[Entries from a dataset of interfaces]
-- Opening Marker --

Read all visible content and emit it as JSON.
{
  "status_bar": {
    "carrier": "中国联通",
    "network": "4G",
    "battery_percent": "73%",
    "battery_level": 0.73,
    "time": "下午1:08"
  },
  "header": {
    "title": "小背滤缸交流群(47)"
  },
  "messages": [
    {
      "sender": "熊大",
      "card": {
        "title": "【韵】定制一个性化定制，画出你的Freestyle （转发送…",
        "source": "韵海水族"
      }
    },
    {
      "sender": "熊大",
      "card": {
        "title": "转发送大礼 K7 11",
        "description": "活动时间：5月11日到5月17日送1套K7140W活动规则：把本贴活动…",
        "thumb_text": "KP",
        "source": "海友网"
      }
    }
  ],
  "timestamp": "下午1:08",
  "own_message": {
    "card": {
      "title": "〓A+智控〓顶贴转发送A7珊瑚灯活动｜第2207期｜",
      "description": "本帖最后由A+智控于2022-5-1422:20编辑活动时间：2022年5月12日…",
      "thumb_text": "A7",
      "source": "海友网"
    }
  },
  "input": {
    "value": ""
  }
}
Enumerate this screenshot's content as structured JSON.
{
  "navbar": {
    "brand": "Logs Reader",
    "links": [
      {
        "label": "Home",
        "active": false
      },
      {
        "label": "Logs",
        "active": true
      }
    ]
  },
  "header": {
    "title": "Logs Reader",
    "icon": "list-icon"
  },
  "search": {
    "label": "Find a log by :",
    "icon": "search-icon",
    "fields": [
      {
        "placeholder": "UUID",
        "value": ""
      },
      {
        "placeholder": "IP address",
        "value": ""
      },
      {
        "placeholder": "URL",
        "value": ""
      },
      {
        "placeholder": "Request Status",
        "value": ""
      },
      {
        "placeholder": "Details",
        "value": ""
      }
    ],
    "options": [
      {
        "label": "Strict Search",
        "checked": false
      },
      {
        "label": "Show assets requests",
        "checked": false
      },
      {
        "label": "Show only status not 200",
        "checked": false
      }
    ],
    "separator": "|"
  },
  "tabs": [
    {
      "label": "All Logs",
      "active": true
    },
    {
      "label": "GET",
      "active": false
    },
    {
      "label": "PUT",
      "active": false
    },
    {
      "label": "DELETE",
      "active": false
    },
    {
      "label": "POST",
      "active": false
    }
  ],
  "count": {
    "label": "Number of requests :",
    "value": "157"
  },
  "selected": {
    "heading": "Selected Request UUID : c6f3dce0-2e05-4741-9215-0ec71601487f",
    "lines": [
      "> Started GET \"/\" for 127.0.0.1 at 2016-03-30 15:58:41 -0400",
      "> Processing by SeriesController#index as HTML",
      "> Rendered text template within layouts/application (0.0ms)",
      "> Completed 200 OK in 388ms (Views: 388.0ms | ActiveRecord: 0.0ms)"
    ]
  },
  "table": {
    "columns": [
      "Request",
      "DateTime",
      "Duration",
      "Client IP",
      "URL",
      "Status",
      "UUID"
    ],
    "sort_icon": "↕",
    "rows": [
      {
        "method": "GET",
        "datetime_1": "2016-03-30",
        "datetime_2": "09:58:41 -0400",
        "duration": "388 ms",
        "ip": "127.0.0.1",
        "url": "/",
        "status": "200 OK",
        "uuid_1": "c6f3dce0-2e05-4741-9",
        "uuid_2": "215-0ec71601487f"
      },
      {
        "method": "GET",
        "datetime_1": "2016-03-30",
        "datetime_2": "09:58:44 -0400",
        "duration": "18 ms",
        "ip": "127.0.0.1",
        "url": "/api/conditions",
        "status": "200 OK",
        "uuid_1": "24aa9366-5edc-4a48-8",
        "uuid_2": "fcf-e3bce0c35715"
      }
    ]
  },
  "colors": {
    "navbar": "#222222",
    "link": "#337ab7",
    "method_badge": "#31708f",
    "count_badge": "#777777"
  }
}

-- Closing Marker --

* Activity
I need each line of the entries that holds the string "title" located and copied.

* Solution
    "title": "小背滤缸交流群(47)"
        "title": "【韵】定制一个性化定制，画出你的Freestyle （转发送…",
        "title": "转发送大礼 K7 11",
      "title": "〓A+智控〓顶贴转发送A7珊瑚灯活动｜第2207期｜",
    "title": "Logs Reader",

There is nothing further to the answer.